Our 4thAmendment right under the Constitution has a preference that, for searches to be legal, they must be under the authority of a search warrant. Although there are a few exceptions to the warrant requirement, they pale in comparison to the responsibility that belongs to the government for justifying a search without a warrant.

Exceptions to a warrantless search include:

  • driver consent,
  • emergencies or exigencies or,
  • routine matters that leave little discretion for an officer like an automobile inventory before it is impounded where he makes note of the property in the vehicle to protect the owner as well as the officer performing the inventory from allegations of theft.

The 3-Day Life of a Warrant

By statute, a warrant has a life of only three days, so searches on a timed-out warrant are illegal and the evidence derived from it becomes inadmissible in a court proceeding. Accordingly, a blood search warrant can only authorize both the initial seizure of the blood and any subsequent testing, provided that the testing is done within that three-day window.

It’s important to note that almost all blood testing is done weeks to months after the initial seizure and is performed outside the authority of the initial valid warrant. 

Phone Data = Blood Sample Data

This brings us back to the Carpenter case. The vast amount of data stored on a cell phone or mobile device is very similar to the amount of data contained in a blood sample. In fact, a short while ago the United States Supreme Court decided another cell phone case, California vs Riley, that held that the contents of a cell phone were indeed private and protected.

Further, the court went on to say that, unless an exception applied to searching the phone, a separate warrant was needed to access the data.

Arguing Consent and the Blood Search Warrant

According to the court, a warrant was required even when the cell phone had been initially seized on a legal basis. Of course, all this is good news for those accused of DWI, because a skilled defense attorney can make a legal argument that subsequent blood samples analyses, in order to be used against the accused, must be based on either a warrant or consent.

As an aside, even if there was consent to take the sample, there may not have been consent given to test the sample. Further, earlier limited consent to take the sample does not authorize police to test it. Moreover, even if there was consent given, the citizen still has the right to withdraw consent. Further, if police test it without consent or a warrant, a good defense attorney would point out to the court that the citizen’s search and seizure (privacy) rights were violated.

Ask Us About Your Blood Test and Your Rights

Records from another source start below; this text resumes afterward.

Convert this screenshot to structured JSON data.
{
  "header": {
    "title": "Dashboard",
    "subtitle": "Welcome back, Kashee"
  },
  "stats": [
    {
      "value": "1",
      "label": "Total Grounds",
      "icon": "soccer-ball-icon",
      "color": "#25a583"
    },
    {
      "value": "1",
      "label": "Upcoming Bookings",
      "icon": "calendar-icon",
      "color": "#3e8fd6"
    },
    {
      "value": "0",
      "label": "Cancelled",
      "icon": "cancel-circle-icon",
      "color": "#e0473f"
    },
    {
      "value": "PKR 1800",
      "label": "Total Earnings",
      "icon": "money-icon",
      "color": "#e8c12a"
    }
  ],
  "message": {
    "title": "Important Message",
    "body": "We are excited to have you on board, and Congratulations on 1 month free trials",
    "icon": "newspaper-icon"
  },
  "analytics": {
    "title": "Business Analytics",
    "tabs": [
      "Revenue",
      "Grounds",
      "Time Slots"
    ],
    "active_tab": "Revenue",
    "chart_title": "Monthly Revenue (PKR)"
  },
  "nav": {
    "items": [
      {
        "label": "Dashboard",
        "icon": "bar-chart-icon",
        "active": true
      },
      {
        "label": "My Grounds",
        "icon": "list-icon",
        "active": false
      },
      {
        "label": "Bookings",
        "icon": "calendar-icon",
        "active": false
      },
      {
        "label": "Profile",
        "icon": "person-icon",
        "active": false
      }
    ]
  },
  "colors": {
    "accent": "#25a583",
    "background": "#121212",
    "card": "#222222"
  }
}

In summation, if you have been arrested for DWI and your blood was seized pursuant to consent or a blood search warrant, it does not automatically mean the blood results can legally be used against you. If you have a blood case, feel free to call us and let us walk you through how your Constitutional rights can protect you and make this the great country that it is.